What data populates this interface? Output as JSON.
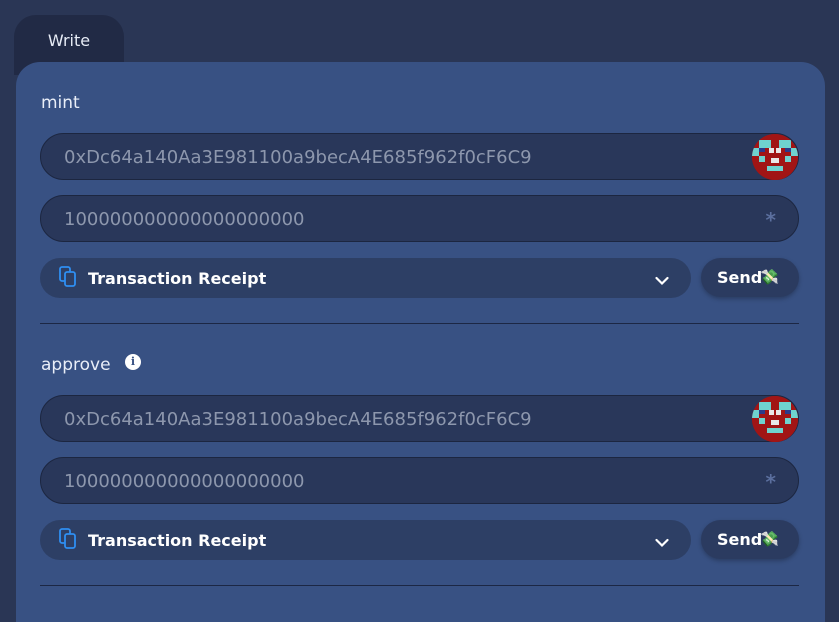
{
  "tab": {
    "label": "Write"
  },
  "functions": [
    {
      "name": "mint",
      "has_info": false,
      "address_value": "0xDc64a140Aa3E981100a9becA4E685f962f0cF6C9",
      "amount_value": "100000000000000000000",
      "receipt_label": "Transaction Receipt",
      "send_label": "Send",
      "send_emoji": "💸"
    },
    {
      "name": "approve",
      "has_info": true,
      "address_value": "0xDc64a140Aa3E981100a9becA4E685f962f0cF6C9",
      "amount_value": "100000000000000000000",
      "receipt_label": "Transaction Receipt",
      "send_label": "Send",
      "send_emoji": "💸"
    }
  ],
  "icons": {
    "info": "info-icon",
    "required": "asterisk-icon",
    "copy": "copy-icon",
    "chevron": "chevron-down-icon",
    "avatar": "blockie-avatar"
  },
  "colors": {
    "background": "#2a3655",
    "card": "#385183",
    "input": "#29375a",
    "tab": "#212a45",
    "avatar_red": "#a11515",
    "avatar_cyan": "#6fd3cf"
  }
}
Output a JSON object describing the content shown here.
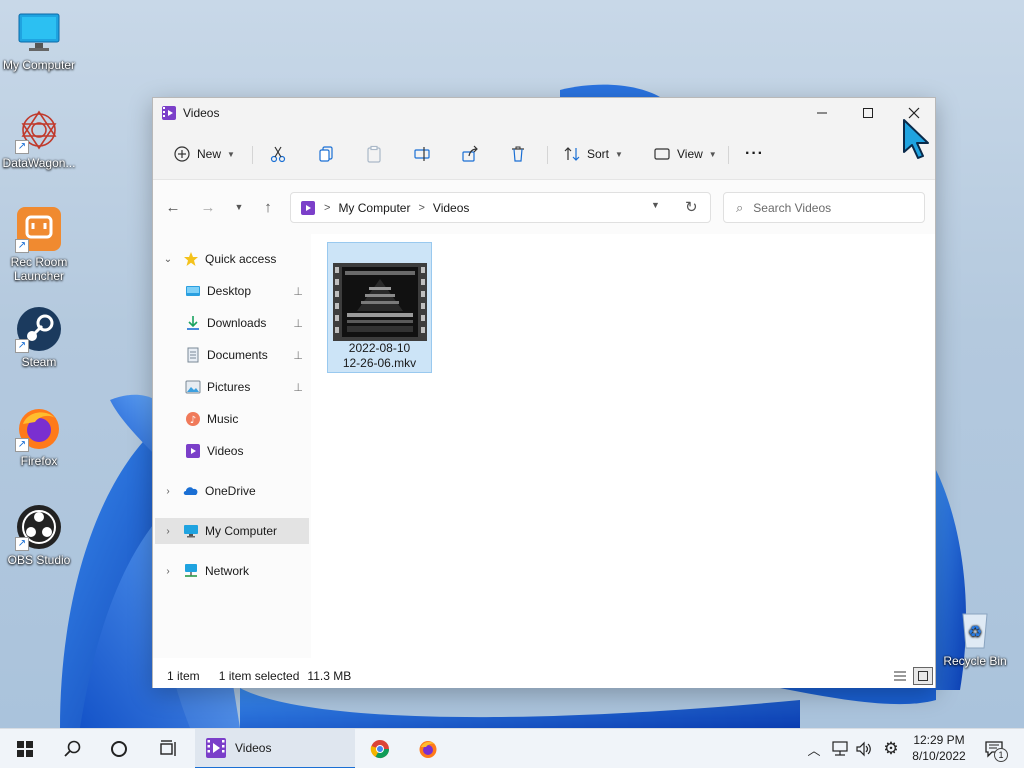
{
  "desktop": {
    "icons": [
      {
        "label": "My Computer",
        "icon": "monitor-icon"
      },
      {
        "label": "DataWagon...",
        "icon": "datawagon-icon"
      },
      {
        "label": "Rec Room Launcher",
        "icon": "rec-room-icon"
      },
      {
        "label": "Steam",
        "icon": "steam-icon"
      },
      {
        "label": "Firefox",
        "icon": "firefox-icon"
      },
      {
        "label": "OBS Studio",
        "icon": "obs-icon"
      },
      {
        "label": "Recycle Bin",
        "icon": "recycle-bin-icon"
      }
    ]
  },
  "window": {
    "title": "Videos",
    "commands": {
      "new_label": "New",
      "sort_label": "Sort",
      "view_label": "View",
      "more_label": "···"
    },
    "address": {
      "crumbs": [
        "My Computer",
        "Videos"
      ]
    },
    "search": {
      "placeholder": "Search Videos",
      "value": ""
    },
    "nav": {
      "quick_access": "Quick access",
      "items": [
        {
          "label": "Desktop",
          "icon": "desktop-folder-icon",
          "pinned": true
        },
        {
          "label": "Downloads",
          "icon": "downloads-icon",
          "pinned": true
        },
        {
          "label": "Documents",
          "icon": "documents-icon",
          "pinned": true
        },
        {
          "label": "Pictures",
          "icon": "pictures-icon",
          "pinned": true
        },
        {
          "label": "Music",
          "icon": "music-icon",
          "pinned": false
        },
        {
          "label": "Videos",
          "icon": "videos-icon",
          "pinned": false
        }
      ],
      "onedrive": "OneDrive",
      "my_computer": "My Computer",
      "network": "Network",
      "pin_glyph": "📌"
    },
    "files": [
      {
        "name_line1": "2022-08-10",
        "name_line2": "12-26-06.mkv",
        "selected": true
      }
    ],
    "status": {
      "count": "1 item",
      "selection": "1 item selected",
      "size": "11.3 MB"
    }
  },
  "taskbar": {
    "active_app_label": "Videos",
    "clock_time": "12:29 PM",
    "clock_date": "8/10/2022",
    "notification_count": "1"
  },
  "colors": {
    "accent": "#1a6fd4",
    "selection_bg": "#cce4f7",
    "selection_border": "#99c9ef",
    "videos_purple": "#7b3fc9"
  }
}
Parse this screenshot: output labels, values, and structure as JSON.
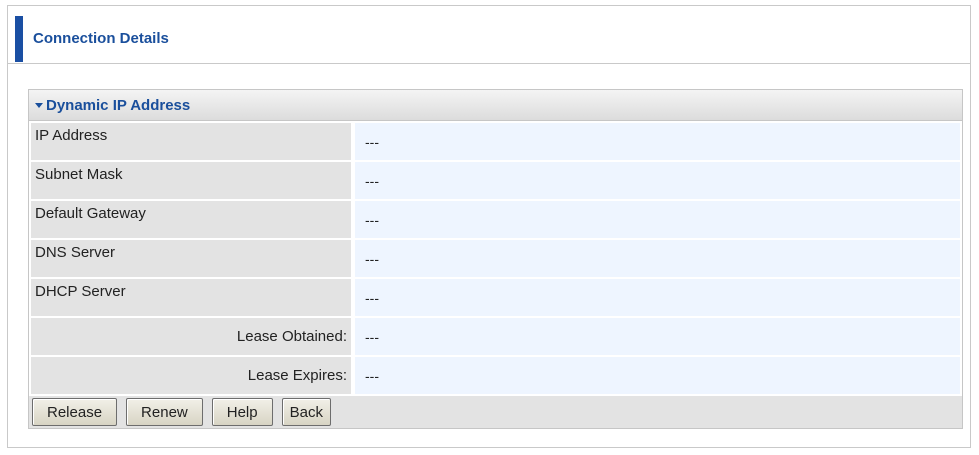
{
  "page": {
    "title": "Connection Details"
  },
  "section": {
    "title": "Dynamic IP Address",
    "rows": [
      {
        "label": "IP Address",
        "value": "---"
      },
      {
        "label": "Subnet Mask",
        "value": "---"
      },
      {
        "label": "Default Gateway",
        "value": "---"
      },
      {
        "label": "DNS Server",
        "value": "---"
      },
      {
        "label": "DHCP Server",
        "value": "---"
      },
      {
        "label": "Lease Obtained:",
        "value": "---"
      },
      {
        "label": "Lease Expires:",
        "value": "---"
      }
    ]
  },
  "buttons": {
    "release": "Release",
    "renew": "Renew",
    "help": "Help",
    "back": "Back"
  },
  "colors": {
    "accent": "#1a4fa3",
    "label_bg": "#e3e3e3",
    "value_bg": "#eef5ff"
  }
}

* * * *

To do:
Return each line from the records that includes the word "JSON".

Finished exercise:
What data populates this interface? Output as JSON.
Output a JSON object describing the content shown here.
Parse this screenshot: output labels, values, and structure as JSON.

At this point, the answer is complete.